> ABOUT THIS EXERCISE: Wherever the word "Using" occurs in the lines below, copy the whole line.

##########

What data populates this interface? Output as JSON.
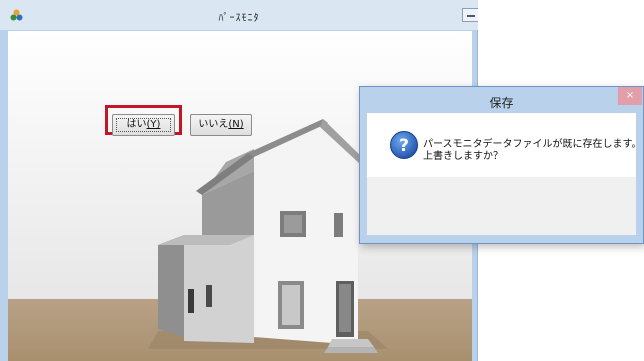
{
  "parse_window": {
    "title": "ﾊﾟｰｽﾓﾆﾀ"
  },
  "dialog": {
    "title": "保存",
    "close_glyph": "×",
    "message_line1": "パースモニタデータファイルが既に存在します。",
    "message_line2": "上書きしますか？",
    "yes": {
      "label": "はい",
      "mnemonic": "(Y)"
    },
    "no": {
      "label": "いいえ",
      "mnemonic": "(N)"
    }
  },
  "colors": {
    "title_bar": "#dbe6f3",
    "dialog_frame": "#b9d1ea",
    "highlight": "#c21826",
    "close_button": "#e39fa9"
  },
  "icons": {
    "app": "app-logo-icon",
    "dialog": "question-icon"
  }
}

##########

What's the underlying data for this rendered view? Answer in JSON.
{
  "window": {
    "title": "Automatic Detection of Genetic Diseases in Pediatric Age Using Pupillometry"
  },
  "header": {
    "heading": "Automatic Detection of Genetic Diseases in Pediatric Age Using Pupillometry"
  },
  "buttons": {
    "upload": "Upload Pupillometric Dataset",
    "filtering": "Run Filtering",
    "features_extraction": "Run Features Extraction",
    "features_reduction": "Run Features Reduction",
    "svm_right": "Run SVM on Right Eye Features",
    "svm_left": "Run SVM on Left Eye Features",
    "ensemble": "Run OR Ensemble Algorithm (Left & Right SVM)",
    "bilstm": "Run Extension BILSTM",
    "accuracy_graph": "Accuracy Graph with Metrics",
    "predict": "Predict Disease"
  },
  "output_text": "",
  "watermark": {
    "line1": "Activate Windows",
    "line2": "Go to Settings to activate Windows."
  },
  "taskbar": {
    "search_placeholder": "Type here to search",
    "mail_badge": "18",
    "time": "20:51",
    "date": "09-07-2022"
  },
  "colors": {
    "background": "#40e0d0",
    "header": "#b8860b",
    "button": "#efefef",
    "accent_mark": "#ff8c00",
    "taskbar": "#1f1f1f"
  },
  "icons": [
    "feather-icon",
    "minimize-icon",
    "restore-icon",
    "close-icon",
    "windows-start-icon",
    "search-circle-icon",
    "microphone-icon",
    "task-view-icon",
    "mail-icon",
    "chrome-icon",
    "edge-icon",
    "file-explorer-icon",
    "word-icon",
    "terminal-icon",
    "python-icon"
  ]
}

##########

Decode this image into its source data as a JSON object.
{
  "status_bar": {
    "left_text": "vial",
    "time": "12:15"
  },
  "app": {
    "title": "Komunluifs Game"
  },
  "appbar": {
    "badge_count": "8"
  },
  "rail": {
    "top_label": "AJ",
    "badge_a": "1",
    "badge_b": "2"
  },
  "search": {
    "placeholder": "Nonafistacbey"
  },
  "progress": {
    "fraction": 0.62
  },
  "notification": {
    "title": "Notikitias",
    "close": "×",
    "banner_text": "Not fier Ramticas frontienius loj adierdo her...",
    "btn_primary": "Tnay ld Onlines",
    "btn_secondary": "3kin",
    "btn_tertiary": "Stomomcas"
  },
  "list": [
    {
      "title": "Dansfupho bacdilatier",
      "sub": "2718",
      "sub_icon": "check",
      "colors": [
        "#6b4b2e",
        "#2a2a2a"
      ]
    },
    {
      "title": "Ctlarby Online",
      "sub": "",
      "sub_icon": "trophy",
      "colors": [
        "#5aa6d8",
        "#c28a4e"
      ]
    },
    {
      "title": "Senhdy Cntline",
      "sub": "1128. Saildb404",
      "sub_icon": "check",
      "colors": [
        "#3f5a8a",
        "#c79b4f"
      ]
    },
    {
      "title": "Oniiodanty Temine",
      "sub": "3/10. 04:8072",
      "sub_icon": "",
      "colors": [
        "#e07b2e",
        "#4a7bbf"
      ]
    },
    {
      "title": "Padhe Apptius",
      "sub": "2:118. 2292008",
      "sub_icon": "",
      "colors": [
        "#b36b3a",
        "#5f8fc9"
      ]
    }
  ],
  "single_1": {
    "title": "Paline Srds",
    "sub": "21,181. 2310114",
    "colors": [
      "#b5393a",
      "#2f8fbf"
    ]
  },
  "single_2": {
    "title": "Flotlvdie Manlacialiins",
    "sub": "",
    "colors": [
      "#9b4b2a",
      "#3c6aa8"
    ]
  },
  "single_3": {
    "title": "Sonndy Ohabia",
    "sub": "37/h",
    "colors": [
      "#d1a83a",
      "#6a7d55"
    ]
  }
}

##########

> SOLUTION TO THE EXERCISE:
    "title": "Automatic Detection of Genetic Diseases in Pediatric Age Using Pupillometry"
    "heading": "Automatic Detection of Genetic Diseases in Pediatric Age Using Pupillometry"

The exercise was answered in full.